Despite claims that immigrants would be a strain upon the nation's financial resources, immigrants may be receiving far less than what is commonly believed. A study appears to demonstrate that immigrants are overall paying more into Medicare than what they are receiving in medical care.
Harvard Medical School researchers that studied the question noted that immigrant workers are already paying taxes to help pay for Medicare, but that undocumented workers are not eligible for either Medicare or Social Security. Also, compromises were required in the passage of the Affordable Care Act, and one such compromise prohibited undocumented immigrants from receiving these health benefits.
We do not often take into consideration the average age of the immigrants entering into California and the United States. Immigrants are on-average younger than residents born in the country. And because of the younger age, even documented workers would less likely be eligible than other citizens for benefits that are doled out. Also, in part because the immigrants are younger, immigrants tend to be healthier and have lower mortality rates than U.S. born citizens.

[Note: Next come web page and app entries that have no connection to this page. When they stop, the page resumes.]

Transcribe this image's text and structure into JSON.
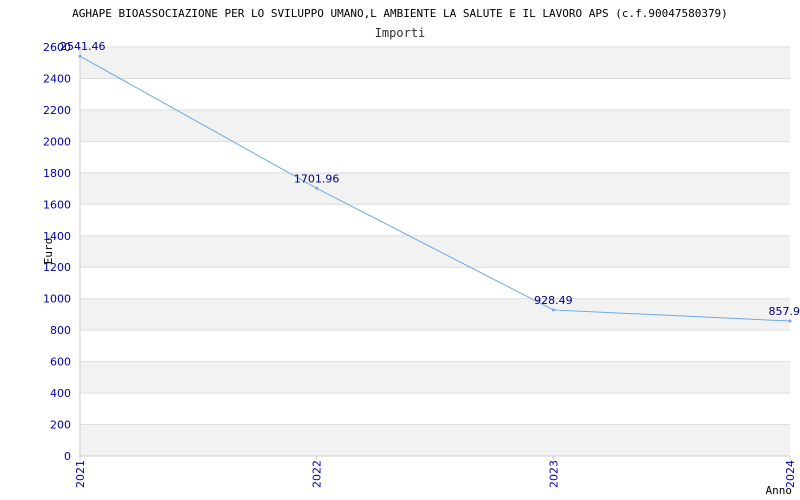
{
  "chart_data": {
    "type": "line",
    "title": "AGHAPE BIOASSOCIAZIONE PER LO SVILUPPO UMANO,L AMBIENTE LA SALUTE E IL LAVORO APS (c.f.90047580379)",
    "subtitle": "Importi",
    "xlabel": "Anno",
    "ylabel": "Euro",
    "x": [
      "2021",
      "2022",
      "2023",
      "2024"
    ],
    "series": [
      {
        "values": [
          2541.46,
          1701.96,
          928.49,
          857.9
        ],
        "labels": [
          "2541.46",
          "1701.96",
          "928.49",
          "857.9"
        ]
      }
    ],
    "ylim": [
      0,
      2600
    ],
    "yticks": [
      0,
      200,
      400,
      600,
      800,
      1000,
      1200,
      1400,
      1600,
      1800,
      2000,
      2200,
      2400,
      2600
    ],
    "grid": true,
    "colors": {
      "line": "#6aaae8",
      "band": "#f2f2f2",
      "tick_text": "#0000aa",
      "data_label": "#000080"
    }
  }
}
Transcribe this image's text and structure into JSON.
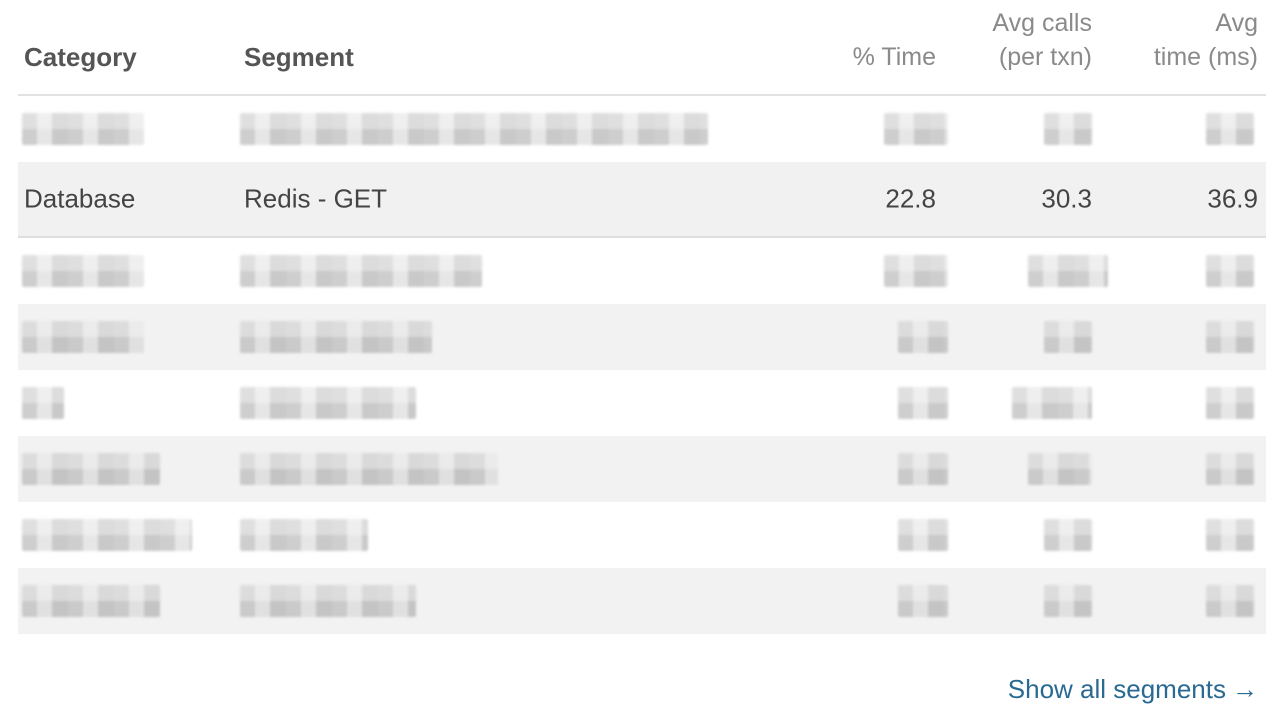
{
  "table": {
    "headers": {
      "category": "Category",
      "segment": "Segment",
      "pct_time": "% Time",
      "avg_calls_line1": "Avg calls",
      "avg_calls_line2": "(per txn)",
      "avg_time_line1": "Avg",
      "avg_time_line2": "time (ms)"
    },
    "highlighted_row": {
      "category": "Database",
      "segment": "Redis - GET",
      "pct_time": "22.8",
      "avg_calls": "30.3",
      "avg_time": "36.9"
    }
  },
  "footer": {
    "link_label": "Show all segments",
    "arrow": "→"
  },
  "colors": {
    "link": "#2a6a92",
    "header_bold": "#555555",
    "header_light": "#8a8a8a",
    "row_alt": "#f2f2f2"
  }
}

The practice of immigration law by attorneys is aimed at not separating family members from one another. However, the unavailability of medical care will only encourage family members to remain behind while undocumented immigrant workers come to the United States to support the family members they have left behind.
The immigration legislation that is passing through Congress may or may not resolve the dilemma that immigrants face when it comes to medical coverage. Though popular belief may discourage providing benefits to immigrants, encouraging immigrants to come to our country may actually prove to be beneficial. Currently programs like Social Security and Medicare are being depleted because a greater percentage of citizens are elderly. Bringing in a large number of younger individuals into our country could possibly result in Medicare and Medicaid be replenished.

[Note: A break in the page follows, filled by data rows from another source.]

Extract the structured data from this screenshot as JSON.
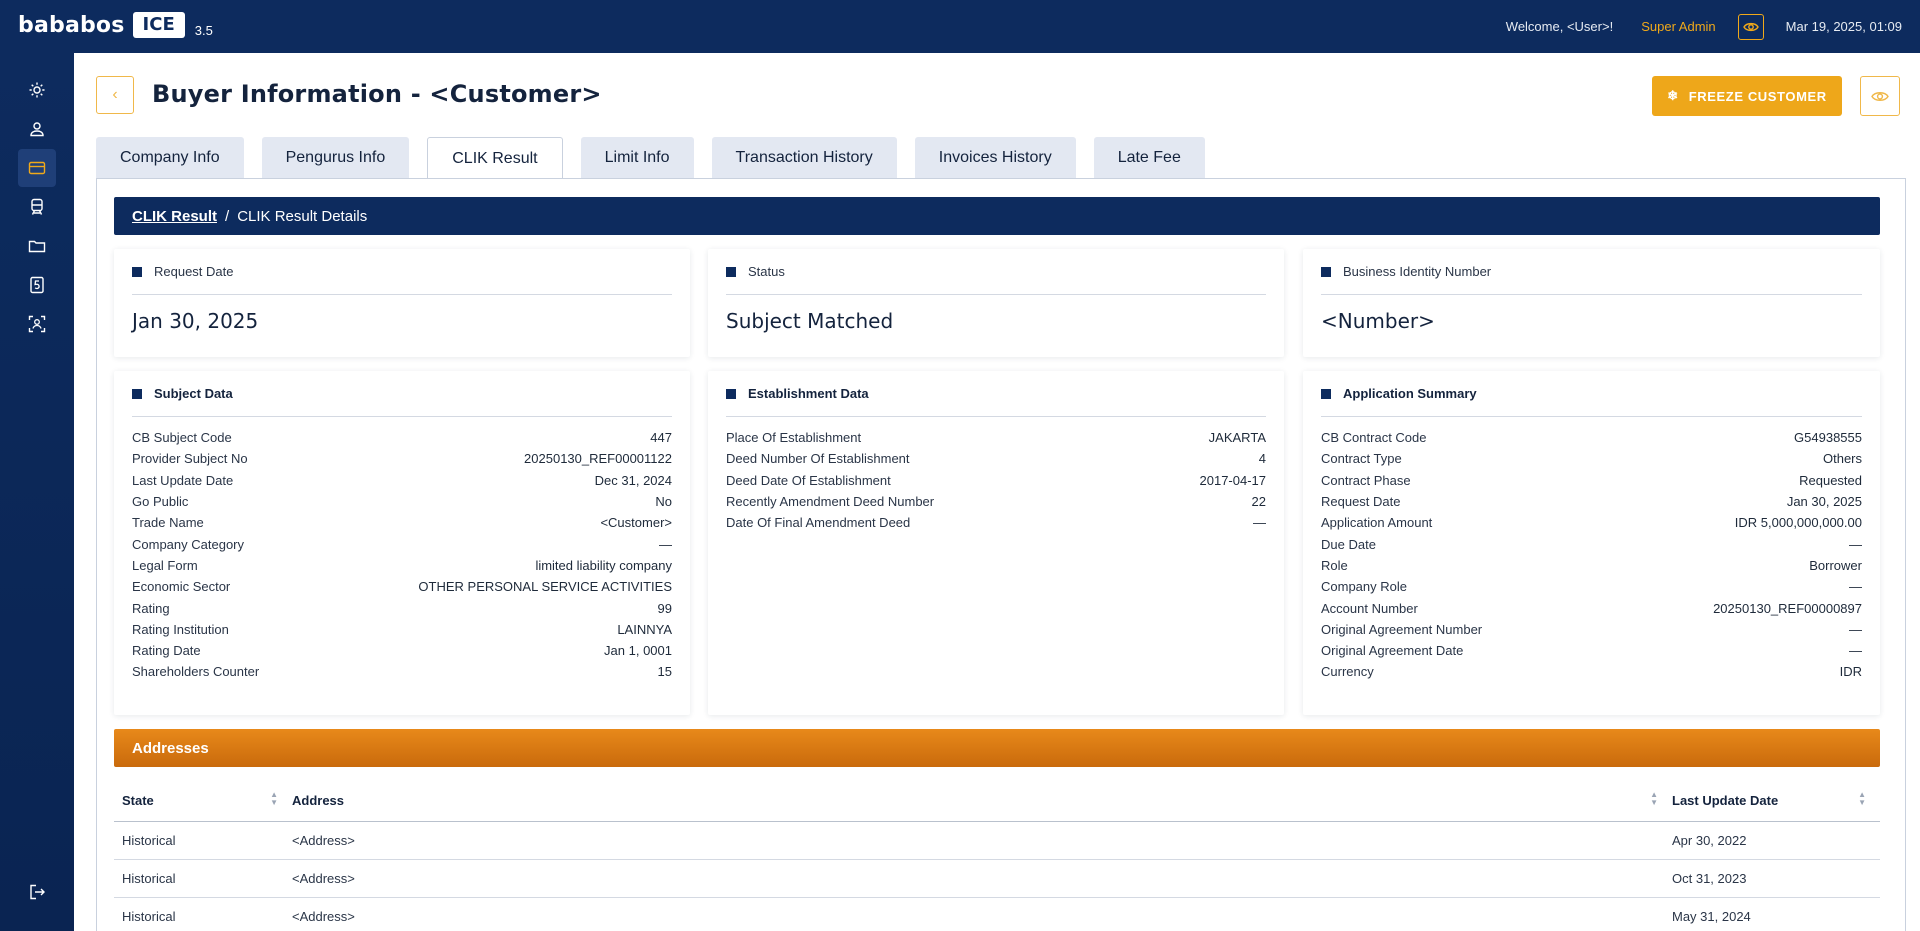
{
  "app": {
    "logo_text": "bababos",
    "logo_badge": "ICE",
    "version": "3.5"
  },
  "topbar": {
    "welcome": "Welcome, <User>!",
    "role": "Super Admin",
    "datetime": "Mar 19, 2025, 01:09"
  },
  "sidebar": {
    "items": [
      "gear-icon",
      "user-icon",
      "card-icon",
      "train-icon",
      "folder-icon",
      "five-icon",
      "face-scan-icon",
      "logout-icon"
    ],
    "active_index": 2
  },
  "page": {
    "title": "Buyer Information - <Customer>",
    "freeze_label": "FREEZE CUSTOMER"
  },
  "tabs": [
    "Company Info",
    "Pengurus Info",
    "CLIK Result",
    "Limit Info",
    "Transaction History",
    "Invoices History",
    "Late Fee"
  ],
  "active_tab": "CLIK Result",
  "breadcrumb": {
    "link": "CLIK Result",
    "sep": "/",
    "current": "CLIK Result Details"
  },
  "summary": {
    "request_date": {
      "label": "Request Date",
      "value": "Jan 30, 2025"
    },
    "status": {
      "label": "Status",
      "value": "Subject Matched"
    },
    "bin": {
      "label": "Business Identity Number",
      "value": "<Number>"
    }
  },
  "subject_data": {
    "title": "Subject Data",
    "rows": [
      {
        "k": "CB Subject Code",
        "v": "447"
      },
      {
        "k": "Provider Subject No",
        "v": "20250130_REF00001122"
      },
      {
        "k": "Last Update Date",
        "v": "Dec 31, 2024"
      },
      {
        "k": "Go Public",
        "v": "No"
      },
      {
        "k": "Trade Name",
        "v": "<Customer>"
      },
      {
        "k": "Company Category",
        "v": "—"
      },
      {
        "k": "Legal Form",
        "v": "limited liability company"
      },
      {
        "k": "Economic Sector",
        "v": "OTHER PERSONAL SERVICE ACTIVITIES"
      },
      {
        "k": "Rating",
        "v": "99"
      },
      {
        "k": "Rating Institution",
        "v": "LAINNYA"
      },
      {
        "k": "Rating Date",
        "v": "Jan 1, 0001"
      },
      {
        "k": "Shareholders Counter",
        "v": "15"
      }
    ]
  },
  "establishment_data": {
    "title": "Establishment Data",
    "rows": [
      {
        "k": "Place Of Establishment",
        "v": "JAKARTA"
      },
      {
        "k": "Deed Number Of Establishment",
        "v": "4"
      },
      {
        "k": "Deed Date Of Establishment",
        "v": "2017-04-17"
      },
      {
        "k": "Recently Amendment Deed Number",
        "v": "22"
      },
      {
        "k": "Date Of Final Amendment Deed",
        "v": "—"
      }
    ]
  },
  "application_summary": {
    "title": "Application Summary",
    "rows": [
      {
        "k": "CB Contract Code",
        "v": "G54938555"
      },
      {
        "k": "Contract Type",
        "v": "Others"
      },
      {
        "k": "Contract Phase",
        "v": "Requested"
      },
      {
        "k": "Request Date",
        "v": "Jan 30, 2025"
      },
      {
        "k": "Application Amount",
        "v": "IDR 5,000,000,000.00"
      },
      {
        "k": "Due Date",
        "v": "—"
      },
      {
        "k": "Role",
        "v": "Borrower"
      },
      {
        "k": "Company Role",
        "v": "—"
      },
      {
        "k": "Account Number",
        "v": "20250130_REF00000897"
      },
      {
        "k": "Original Agreement Number",
        "v": "—"
      },
      {
        "k": "Original Agreement Date",
        "v": "—"
      },
      {
        "k": "Currency",
        "v": "IDR"
      }
    ]
  },
  "addresses": {
    "title": "Addresses",
    "columns": [
      "State",
      "Address",
      "Last Update Date"
    ],
    "rows": [
      [
        "Historical",
        "<Address>",
        "Apr 30, 2022"
      ],
      [
        "Historical",
        "<Address>",
        "Oct 31, 2023"
      ],
      [
        "Historical",
        "<Address>",
        "May 31, 2024"
      ]
    ]
  },
  "colors": {
    "navy": "#0d2b5e",
    "accent": "#eea71a",
    "orange": "#e8891a"
  }
}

Source: California Healthline, "Study: Immigrants Pay More Into Medicare Than They Receive in Benefits," May 30, 2013